The problem:
Retype all of the records shown beneath this task, exactly as they stand.

Records supplied:

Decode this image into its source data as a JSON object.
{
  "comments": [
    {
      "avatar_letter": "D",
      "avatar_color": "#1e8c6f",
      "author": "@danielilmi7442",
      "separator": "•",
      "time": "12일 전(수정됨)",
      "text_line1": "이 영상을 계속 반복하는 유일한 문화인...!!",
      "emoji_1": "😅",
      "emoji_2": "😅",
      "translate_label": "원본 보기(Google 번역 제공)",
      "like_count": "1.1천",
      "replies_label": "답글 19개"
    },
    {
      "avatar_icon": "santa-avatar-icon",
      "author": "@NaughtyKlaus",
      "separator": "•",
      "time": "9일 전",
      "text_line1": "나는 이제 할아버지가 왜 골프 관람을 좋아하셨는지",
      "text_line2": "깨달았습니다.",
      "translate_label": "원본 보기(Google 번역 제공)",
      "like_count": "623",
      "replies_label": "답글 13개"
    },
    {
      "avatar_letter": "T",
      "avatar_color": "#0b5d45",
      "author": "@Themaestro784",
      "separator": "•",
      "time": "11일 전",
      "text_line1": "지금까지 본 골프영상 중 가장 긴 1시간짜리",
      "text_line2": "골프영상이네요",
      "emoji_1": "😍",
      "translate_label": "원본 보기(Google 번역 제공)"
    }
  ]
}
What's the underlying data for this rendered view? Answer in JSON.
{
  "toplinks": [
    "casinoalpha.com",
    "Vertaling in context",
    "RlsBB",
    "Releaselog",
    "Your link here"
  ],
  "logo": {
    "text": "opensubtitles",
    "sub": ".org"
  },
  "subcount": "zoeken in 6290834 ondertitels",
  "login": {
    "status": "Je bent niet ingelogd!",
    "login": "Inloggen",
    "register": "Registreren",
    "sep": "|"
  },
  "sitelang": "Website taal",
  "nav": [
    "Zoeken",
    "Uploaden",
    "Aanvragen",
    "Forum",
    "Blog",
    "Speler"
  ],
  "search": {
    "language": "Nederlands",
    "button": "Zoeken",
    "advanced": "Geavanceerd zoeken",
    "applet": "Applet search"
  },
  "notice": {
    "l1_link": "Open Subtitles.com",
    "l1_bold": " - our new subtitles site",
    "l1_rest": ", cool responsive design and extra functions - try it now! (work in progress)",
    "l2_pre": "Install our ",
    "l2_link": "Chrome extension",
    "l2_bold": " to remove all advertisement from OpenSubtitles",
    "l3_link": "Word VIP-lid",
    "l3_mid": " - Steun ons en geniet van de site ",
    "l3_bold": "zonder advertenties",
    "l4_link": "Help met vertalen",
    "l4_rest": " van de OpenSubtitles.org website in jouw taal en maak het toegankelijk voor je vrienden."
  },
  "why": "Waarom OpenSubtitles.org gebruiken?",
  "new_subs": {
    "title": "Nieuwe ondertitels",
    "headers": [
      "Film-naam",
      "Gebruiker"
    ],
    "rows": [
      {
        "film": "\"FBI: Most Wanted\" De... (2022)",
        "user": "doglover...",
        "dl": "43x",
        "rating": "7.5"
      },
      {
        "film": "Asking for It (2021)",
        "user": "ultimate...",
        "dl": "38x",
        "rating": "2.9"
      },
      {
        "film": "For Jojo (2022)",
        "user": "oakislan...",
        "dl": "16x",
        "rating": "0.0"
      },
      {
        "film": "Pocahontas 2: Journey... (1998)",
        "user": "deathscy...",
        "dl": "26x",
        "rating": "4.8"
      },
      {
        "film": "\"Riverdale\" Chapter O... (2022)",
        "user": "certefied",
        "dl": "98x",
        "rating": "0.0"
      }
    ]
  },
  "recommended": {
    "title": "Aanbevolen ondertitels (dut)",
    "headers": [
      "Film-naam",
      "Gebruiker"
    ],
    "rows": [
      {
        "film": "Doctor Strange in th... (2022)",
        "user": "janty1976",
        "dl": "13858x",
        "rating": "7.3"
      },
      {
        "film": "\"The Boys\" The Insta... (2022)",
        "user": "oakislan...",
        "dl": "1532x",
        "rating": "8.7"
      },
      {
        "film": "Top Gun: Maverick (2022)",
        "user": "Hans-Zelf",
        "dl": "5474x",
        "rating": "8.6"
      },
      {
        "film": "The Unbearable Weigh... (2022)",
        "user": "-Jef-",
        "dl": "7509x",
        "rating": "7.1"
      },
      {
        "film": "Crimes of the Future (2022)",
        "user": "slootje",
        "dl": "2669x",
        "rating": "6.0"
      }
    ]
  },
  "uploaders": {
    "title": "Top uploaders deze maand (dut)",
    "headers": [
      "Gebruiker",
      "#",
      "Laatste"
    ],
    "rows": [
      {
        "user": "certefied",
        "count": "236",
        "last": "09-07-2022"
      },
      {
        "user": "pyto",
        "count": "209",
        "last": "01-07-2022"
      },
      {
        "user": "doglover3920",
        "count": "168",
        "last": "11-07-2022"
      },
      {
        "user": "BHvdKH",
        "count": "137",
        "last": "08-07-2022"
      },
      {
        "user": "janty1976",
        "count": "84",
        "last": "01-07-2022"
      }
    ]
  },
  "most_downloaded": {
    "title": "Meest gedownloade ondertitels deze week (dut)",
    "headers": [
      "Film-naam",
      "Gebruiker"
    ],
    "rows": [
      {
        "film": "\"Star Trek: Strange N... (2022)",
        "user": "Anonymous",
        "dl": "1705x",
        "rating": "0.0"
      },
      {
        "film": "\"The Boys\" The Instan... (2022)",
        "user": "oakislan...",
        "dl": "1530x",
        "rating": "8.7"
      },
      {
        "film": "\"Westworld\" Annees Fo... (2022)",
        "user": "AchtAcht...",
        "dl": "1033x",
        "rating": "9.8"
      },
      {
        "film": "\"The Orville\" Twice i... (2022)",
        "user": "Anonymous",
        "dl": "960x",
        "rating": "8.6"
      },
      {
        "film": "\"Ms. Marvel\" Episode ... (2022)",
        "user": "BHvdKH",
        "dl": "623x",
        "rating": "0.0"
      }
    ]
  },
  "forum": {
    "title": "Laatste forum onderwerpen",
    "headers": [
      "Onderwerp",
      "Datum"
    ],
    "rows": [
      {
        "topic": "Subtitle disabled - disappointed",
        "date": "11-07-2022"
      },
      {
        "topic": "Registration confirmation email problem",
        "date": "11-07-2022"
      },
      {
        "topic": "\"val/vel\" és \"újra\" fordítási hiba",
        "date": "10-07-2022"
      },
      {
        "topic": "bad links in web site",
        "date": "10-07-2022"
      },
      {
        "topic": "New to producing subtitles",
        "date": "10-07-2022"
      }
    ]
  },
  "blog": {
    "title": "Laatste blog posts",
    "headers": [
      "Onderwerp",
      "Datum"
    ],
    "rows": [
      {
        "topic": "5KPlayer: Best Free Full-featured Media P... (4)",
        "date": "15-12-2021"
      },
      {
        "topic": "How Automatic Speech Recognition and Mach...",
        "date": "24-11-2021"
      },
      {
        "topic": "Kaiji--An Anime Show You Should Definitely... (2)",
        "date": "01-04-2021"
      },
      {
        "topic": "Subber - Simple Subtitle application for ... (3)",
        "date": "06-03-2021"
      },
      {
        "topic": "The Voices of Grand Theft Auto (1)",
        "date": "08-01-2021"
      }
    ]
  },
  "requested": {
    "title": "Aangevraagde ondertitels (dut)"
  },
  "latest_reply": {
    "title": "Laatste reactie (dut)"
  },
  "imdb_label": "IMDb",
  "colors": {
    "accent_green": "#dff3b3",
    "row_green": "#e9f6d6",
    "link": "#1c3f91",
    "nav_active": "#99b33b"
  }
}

Written solution:
Decode this image into its source data as a JSON object.
{
  "comments": [
    {
      "avatar_letter": "D",
      "avatar_color": "#1e8c6f",
      "author": "@danielilmi7442",
      "separator": "•",
      "time": "12일 전(수정됨)",
      "text_line1": "이 영상을 계속 반복하는 유일한 문화인...!!",
      "emoji_1": "😅",
      "emoji_2": "😅",
      "translate_label": "원본 보기(Google 번역 제공)",
      "like_count": "1.1천",
      "replies_label": "답글 19개"
    },
    {
      "avatar_icon": "santa-avatar-icon",
      "author": "@NaughtyKlaus",
      "separator": "•",
      "time": "9일 전",
      "text_line1": "나는 이제 할아버지가 왜 골프 관람을 좋아하셨는지",
      "text_line2": "깨달았습니다.",
      "translate_label": "원본 보기(Google 번역 제공)",
      "like_count": "623",
      "replies_label": "답글 13개"
    },
    {
      "avatar_letter": "T",
      "avatar_color": "#0b5d45",
      "author": "@Themaestro784",
      "separator": "•",
      "time": "11일 전",
      "text_line1": "지금까지 본 골프영상 중 가장 긴 1시간짜리",
      "text_line2": "골프영상이네요",
      "emoji_1": "😍",
      "translate_label": "원본 보기(Google 번역 제공)"
    }
  ]
}
What's the underlying data for this rendered view? Answer in JSON.
{
  "toplinks": [
    "casinoalpha.com",
    "Vertaling in context",
    "RlsBB",
    "Releaselog",
    "Your link here"
  ],
  "logo": {
    "text": "opensubtitles",
    "sub": ".org"
  },
  "subcount": "zoeken in 6290834 ondertitels",
  "login": {
    "status": "Je bent niet ingelogd!",
    "login": "Inloggen",
    "register": "Registreren",
    "sep": "|"
  },
  "sitelang": "Website taal",
  "nav": [
    "Zoeken",
    "Uploaden",
    "Aanvragen",
    "Forum",
    "Blog",
    "Speler"
  ],
  "search": {
    "language": "Nederlands",
    "button": "Zoeken",
    "advanced": "Geavanceerd zoeken",
    "applet": "Applet search"
  },
  "notice": {
    "l1_link": "Open Subtitles.com",
    "l1_bold": " - our new subtitles site",
    "l1_rest": ", cool responsive design and extra functions - try it now! (work in progress)",
    "l2_pre": "Install our ",
    "l2_link": "Chrome extension",
    "l2_bold": " to remove all advertisement from OpenSubtitles",
    "l3_link": "Word VIP-lid",
    "l3_mid": " - Steun ons en geniet van de site ",
    "l3_bold": "zonder advertenties",
    "l4_link": "Help met vertalen",
    "l4_rest": " van de OpenSubtitles.org website in jouw taal en maak het toegankelijk voor je vrienden."
  },
  "why": "Waarom OpenSubtitles.org gebruiken?",
  "new_subs": {
    "title": "Nieuwe ondertitels",
    "headers": [
      "Film-naam",
      "Gebruiker"
    ],
    "rows": [
      {
        "film": "\"FBI: Most Wanted\" De... (2022)",
        "user": "doglover...",
        "dl": "43x",
        "rating": "7.5"
      },
      {
        "film": "Asking for It (2021)",
        "user": "ultimate...",
        "dl": "38x",
        "rating": "2.9"
      },
      {
        "film": "For Jojo (2022)",
        "user": "oakislan...",
        "dl": "16x",
        "rating": "0.0"
      },
      {
        "film": "Pocahontas 2: Journey... (1998)",
        "user": "deathscy...",
        "dl": "26x",
        "rating": "4.8"
      },
      {
        "film": "\"Riverdale\" Chapter O... (2022)",
        "user": "certefied",
        "dl": "98x",
        "rating": "0.0"
      }
    ]
  },
  "recommended": {
    "title": "Aanbevolen ondertitels (dut)",
    "headers": [
      "Film-naam",
      "Gebruiker"
    ],
    "rows": [
      {
        "film": "Doctor Strange in th... (2022)",
        "user": "janty1976",
        "dl": "13858x",
        "rating": "7.3"
      },
      {
        "film": "\"The Boys\" The Insta... (2022)",
        "user": "oakislan...",
        "dl": "1532x",
        "rating": "8.7"
      },
      {
        "film": "Top Gun: Maverick (2022)",
        "user": "Hans-Zelf",
        "dl": "5474x",
        "rating": "8.6"
      },
      {
        "film": "The Unbearable Weigh... (2022)",
        "user": "-Jef-",
        "dl": "7509x",
        "rating": "7.1"
      },
      {
        "film": "Crimes of the Future (2022)",
        "user": "slootje",
        "dl": "2669x",
        "rating": "6.0"
      }
    ]
  },
  "uploaders": {
    "title": "Top uploaders deze maand (dut)",
    "headers": [
      "Gebruiker",
      "#",
      "Laatste"
    ],
    "rows": [
      {
        "user": "certefied",
        "count": "236",
        "last": "09-07-2022"
      },
      {
        "user": "pyto",
        "count": "209",
        "last": "01-07-2022"
      },
      {
        "user": "doglover3920",
        "count": "168",
        "last": "11-07-2022"
      },
      {
        "user": "BHvdKH",
        "count": "137",
        "last": "08-07-2022"
      },
      {
        "user": "janty1976",
        "count": "84",
        "last": "01-07-2022"
      }
    ]
  },
  "most_downloaded": {
    "title": "Meest gedownloade ondertitels deze week (dut)",
    "headers": [
      "Film-naam",
      "Gebruiker"
    ],
    "rows": [
      {
        "film": "\"Star Trek: Strange N... (2022)",
        "user": "Anonymous",
        "dl": "1705x",
        "rating": "0.0"
      },
      {
        "film": "\"The Boys\" The Instan... (2022)",
        "user": "oakislan...",
        "dl": "1530x",
        "rating": "8.7"
      },
      {
        "film": "\"Westworld\" Annees Fo... (2022)",
        "user": "AchtAcht...",
        "dl": "1033x",
        "rating": "9.8"
      },
      {
        "film": "\"The Orville\" Twice i... (2022)",
        "user": "Anonymous",
        "dl": "960x",
        "rating": "8.6"
      },
      {
        "film": "\"Ms. Marvel\" Episode ... (2022)",
        "user": "BHvdKH",
        "dl": "623x",
        "rating": "0.0"
      }
    ]
  },
  "forum": {
    "title": "Laatste forum onderwerpen",
    "headers": [
      "Onderwerp",
      "Datum"
    ],
    "rows": [
      {
        "topic": "Subtitle disabled - disappointed",
        "date": "11-07-2022"
      },
      {
        "topic": "Registration confirmation email problem",
        "date": "11-07-2022"
      },
      {
        "topic": "\"val/vel\" és \"újra\" fordítási hiba",
        "date": "10-07-2022"
      },
      {
        "topic": "bad links in web site",
        "date": "10-07-2022"
      },
      {
        "topic": "New to producing subtitles",
        "date": "10-07-2022"
      }
    ]
  },
  "blog": {
    "title": "Laatste blog posts",
    "headers": [
      "Onderwerp",
      "Datum"
    ],
    "rows": [
      {
        "topic": "5KPlayer: Best Free Full-featured Media P... (4)",
        "date": "15-12-2021"
      },
      {
        "topic": "How Automatic Speech Recognition and Mach...",
        "date": "24-11-2021"
      },
      {
        "topic": "Kaiji--An Anime Show You Should Definitely... (2)",
        "date": "01-04-2021"
      },
      {
        "topic": "Subber - Simple Subtitle application for ... (3)",
        "date": "06-03-2021"
      },
      {
        "topic": "The Voices of Grand Theft Auto (1)",
        "date": "08-01-2021"
      }
    ]
  },
  "requested": {
    "title": "Aangevraagde ondertitels (dut)"
  },
  "latest_reply": {
    "title": "Laatste reactie (dut)"
  },
  "imdb_label": "IMDb",
  "colors": {
    "accent_green": "#dff3b3",
    "row_green": "#e9f6d6",
    "link": "#1c3f91",
    "nav_active": "#99b33b"
  }
}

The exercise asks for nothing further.